Cementitious materials are included in the design of many geological disposal facilities for radioactive wastes, including the Nirex Reference Vault Backfill (NRVB). As part of a larger programme of work for Radioactive Waste Management Limited (RWM) to assess NRVB performance, Quintessa produced reactive-transport models to simulate its reaction with different groundwater compositions. Variant cases were also produced to explore the effect of model assumptions on the predicted behaviour of the backfill.
The results of this work have been published in a paper authored by James Wilson, Steven Benbow and Richard Metcalfe. Depending on groundwater composition, potential cement alteration pathways included: carbonation; external sulphate attack; chloride attack; the formation of magnesium-rich solids; and the precipitation of secondary aluminosilicate minerals. In general, the models suggest that the pore space in backfill associated with radioactive waste disposal systems is likely to become clogged (to some degree) over time close to backfill-rock interfaces resulting in a reduction in capacity for solute transport and thus radionuclide release.

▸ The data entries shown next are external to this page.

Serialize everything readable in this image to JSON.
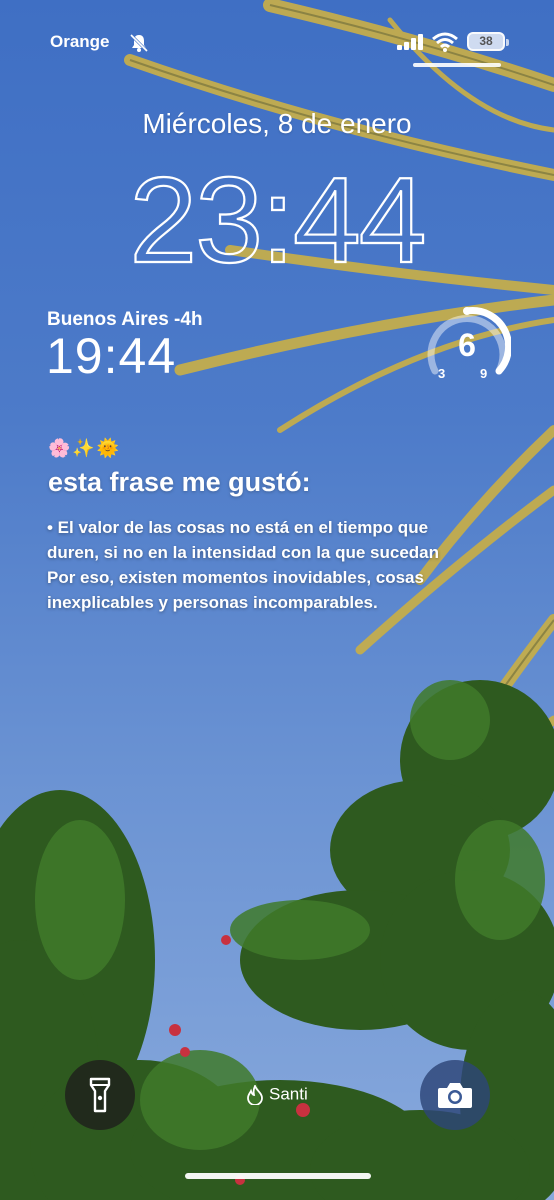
{
  "status_bar": {
    "carrier": "Orange",
    "battery": "38",
    "icons": [
      "bell-slash-icon",
      "signal-icon",
      "wifi-icon",
      "battery-icon"
    ]
  },
  "lock_screen": {
    "date": "Miércoles, 8 de enero",
    "time": "23:44"
  },
  "widgets": {
    "world_clock": {
      "city": "Buenos Aires -4h",
      "time": "19:44"
    },
    "gauge": {
      "value": "6",
      "min": "3",
      "max": "9"
    }
  },
  "note": {
    "emojis": "🌸✨🌞",
    "title": "esta frase me gustó:",
    "lines": [
      "• El valor de las cosas no está en el tiempo que",
      "duren, si no en la intensidad con la que sucedan",
      "Por eso, existen momentos inovidables, cosas",
      "inexplicables y personas incomparables."
    ]
  },
  "bottom": {
    "owner": "Santi",
    "flashlight_icon": "flashlight-icon",
    "camera_icon": "camera-icon"
  },
  "colors": {
    "sky": "#4d7bc9",
    "palm": "#c9b24a",
    "foliage": "#2f5a1f",
    "flower": "#c8313f"
  }
}
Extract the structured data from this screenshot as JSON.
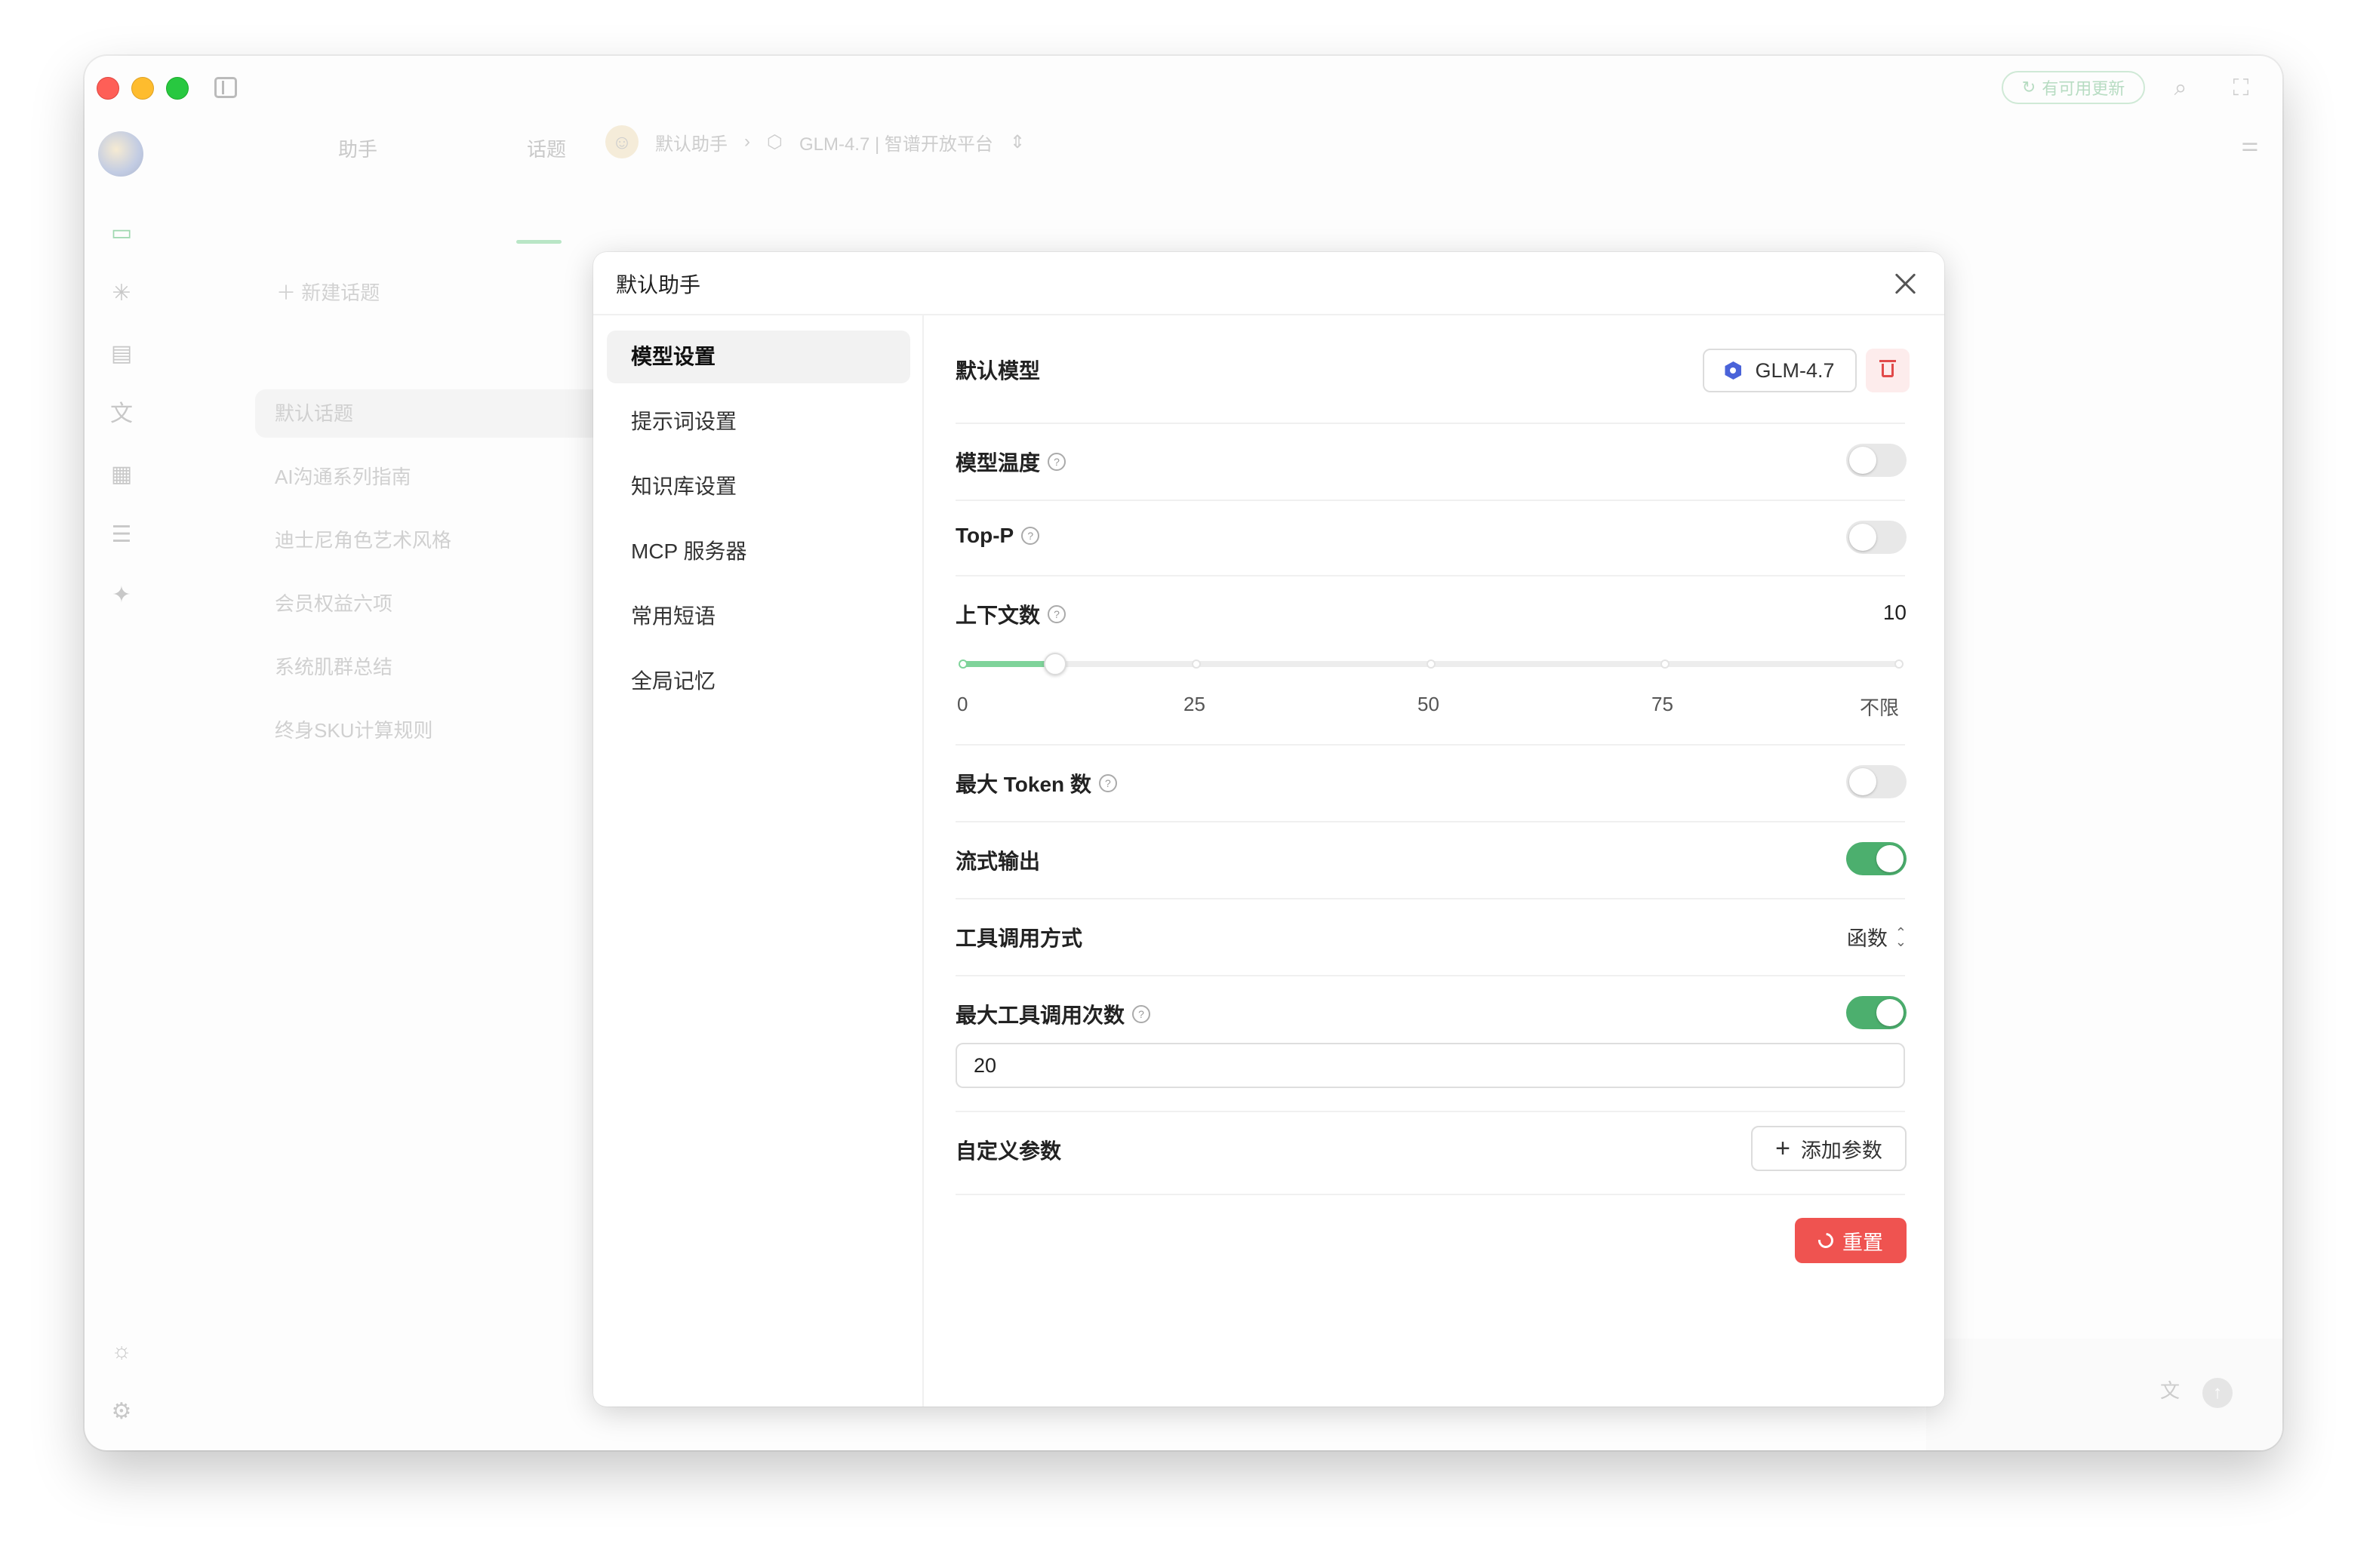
{
  "titlebar": {
    "update_label": "有可用更新"
  },
  "topics_panel": {
    "tabs": [
      {
        "label": "助手"
      },
      {
        "label": "话题"
      }
    ],
    "new_topic": "新建话题",
    "items": [
      {
        "label": "默认话题"
      },
      {
        "label": "AI沟通系列指南"
      },
      {
        "label": "迪士尼角色艺术风格"
      },
      {
        "label": "会员权益六项"
      },
      {
        "label": "系统肌群总结"
      },
      {
        "label": "终身SKU计算规则"
      }
    ]
  },
  "breadcrumb": {
    "assistant": "默认助手",
    "model": "GLM-4.7 | 智谱开放平台"
  },
  "modal": {
    "title": "默认助手",
    "nav": [
      {
        "label": "模型设置"
      },
      {
        "label": "提示词设置"
      },
      {
        "label": "知识库设置"
      },
      {
        "label": "MCP 服务器"
      },
      {
        "label": "常用短语"
      },
      {
        "label": "全局记忆"
      }
    ],
    "settings": {
      "default_model": {
        "label": "默认模型",
        "value": "GLM-4.7"
      },
      "temperature": {
        "label": "模型温度",
        "enabled": false
      },
      "top_p": {
        "label": "Top-P",
        "enabled": false
      },
      "context": {
        "label": "上下文数",
        "value": "10",
        "slider_fraction": 0.1,
        "ticks": [
          "0",
          "25",
          "50",
          "75",
          "不限"
        ]
      },
      "max_tokens": {
        "label": "最大 Token 数",
        "enabled": false
      },
      "stream": {
        "label": "流式输出",
        "enabled": true
      },
      "tool_call": {
        "label": "工具调用方式",
        "value": "函数"
      },
      "max_tool_calls": {
        "label": "最大工具调用次数",
        "enabled": true,
        "value": "20"
      },
      "custom_params": {
        "label": "自定义参数",
        "add_label": "添加参数"
      },
      "reset_label": "重置"
    }
  },
  "colors": {
    "accent": "#4caf6e",
    "danger": "#ef5350",
    "model_icon": "#4a63d9"
  }
}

The paper discussed the implications of the work and identifies potential areas for further research.